    As seen in a small number of carefully prepared examples of the species Triarthrus eatoni that have been uncovered within the Ordovician-age Lorraine Shale of Oneida County, New York, it is clear that trilobites did indeed reproduce through the deposition of eggs. These beautifully fossilized 450 million year old trilobites, found in a long-renowned and oft-studied location known as the Beecher Trilobite Bed, are usually preserved in a vivid golden pyrite which contrasts dramatically against the surrounding black matrix. 
     These eye-catching Triarthrus trilobites have garnered world-wide appreciation not only for their distinctive appearance, but also for their unique soft-body part preservation, which frequently includes intricately fossilized gills, claws and antennae. Yet despite the recovery of thousands of complete specimens from this locale over the last century-plus, only in recent years has the clear evidence of trilobite eggs (some appearing as multi-cell zygotes) been found and confirmed. These landmark discoveries are the direct byproduct of a trilobite bounty unearthed during a 21st Century excavation that has recovered a fresh horde of soft-bodied Triarthrus specimens. 
    In all honesty, the trilobite eggs found on a precious few of these pyritized examples are easy to overlook, appearing as little more than diminutive, enrolled golden “dots” upon the dark matrix. Even under high magnification they are difficult to distinguish for all but the most highly trained eye. The 2016 scientific paper on the subject indicates that these eggs are usually found within the cephalic cavity of ventrally preserved Triarthrus specimens, and are often grouped in tightly-packed clusters, much like the eggs of many living arthropods (like the modern day female horseshoe crab).
     While the discovery of Ordovician-age trilobite eggs certainly ranks as an amazing scientific breakthrough, rather incredibly the finds being made at the Beecher Bed location don't represent the oldest eggs found in the fossil record. Indeed, some controversial evidence exists of Cambrian trilobite eggs.
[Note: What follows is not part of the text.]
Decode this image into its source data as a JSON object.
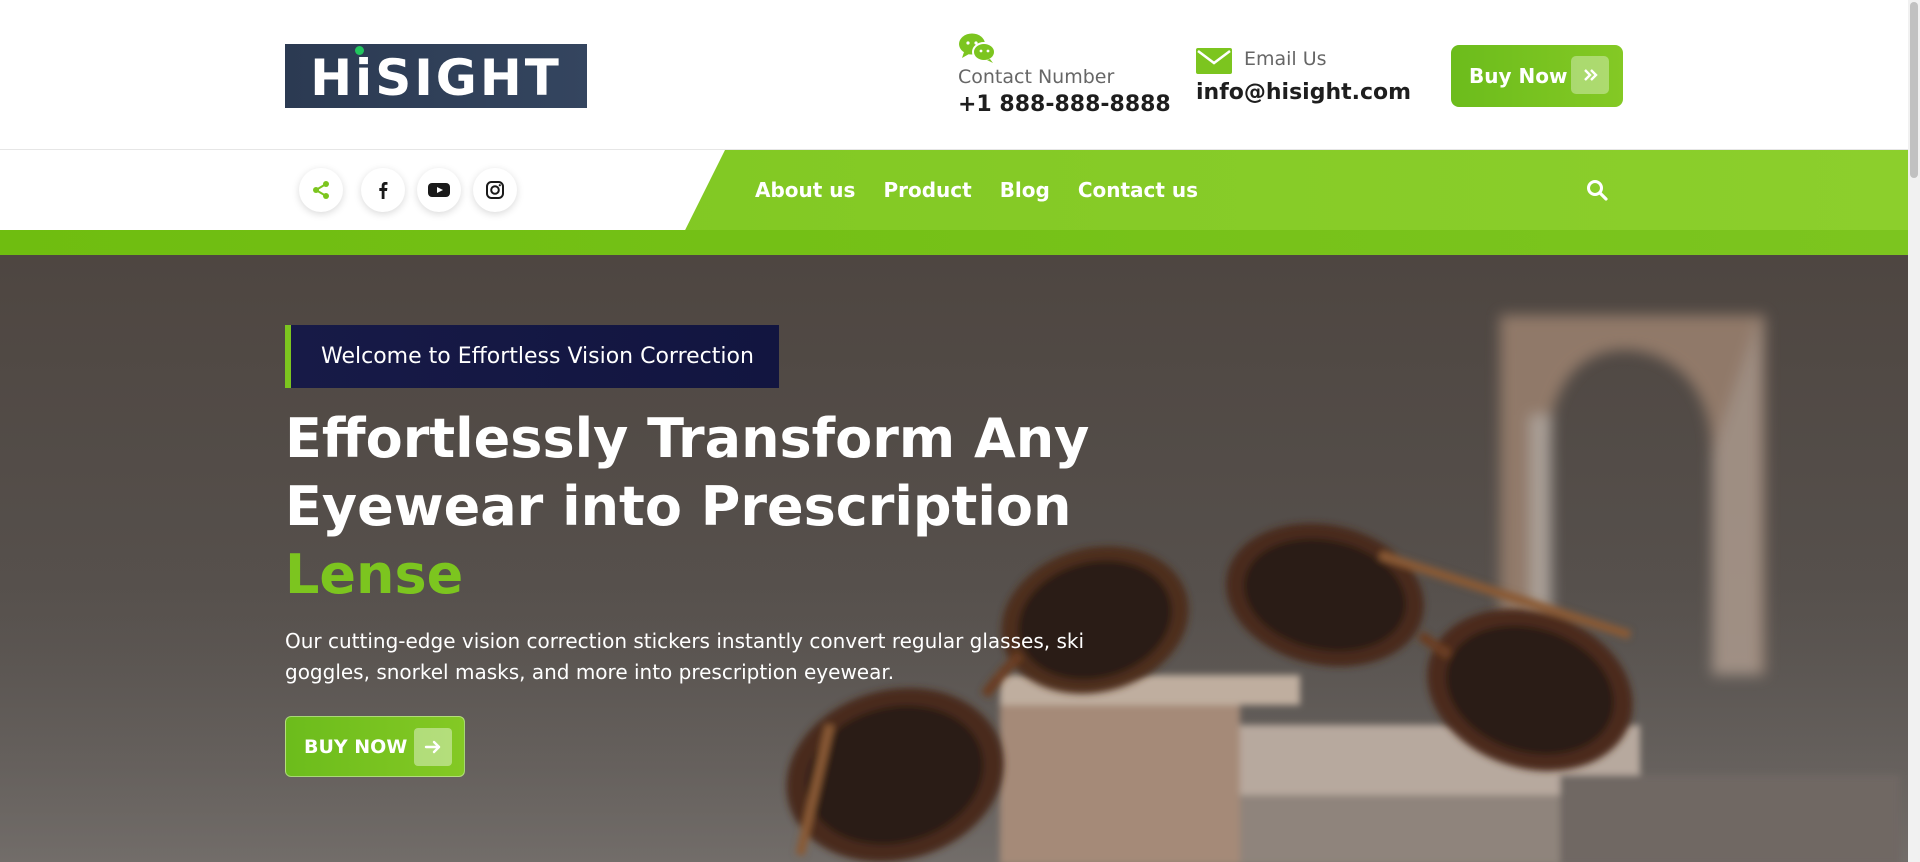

And back in 2004, Chinese scientists working in the Doushantou Formation of South China, found clear evidence of 600 million year old eggs, deposited by what is believed to be a primitive, coral-like animal. Yet most reading this would probably agree that tiny coral-like creatures are a far cry from trilobites. And while the concept that trilobites most likely produced eggs has long been an accepted part of Paleozoic theory, the recent evidence found in the rich Ordovician deposits of upstate New York seems to somehow make trilobites even more appealing and accessible to those who both study and appreciate these long-gone remnants of the Paleozoic seas.  

Image of Triarthrus eatoni eggs 1

 This pyritized Triarthrus eatoni trilobite from the famed Beecher Bed of upstate New York shows evidence of gills, claws and clusters of tiny eggs.

Image of Triarthrus eatoni eggs 2

This is a close-up view of the underside of the Triarthrus eatoni cephalon showing the small, circular eggs, some in a multi-cellular zygote stage.

Image of Triarthrus eatoni eggs 3

Here are a few more scattered eggs amid the claws and gills of the Triarthrus specimen.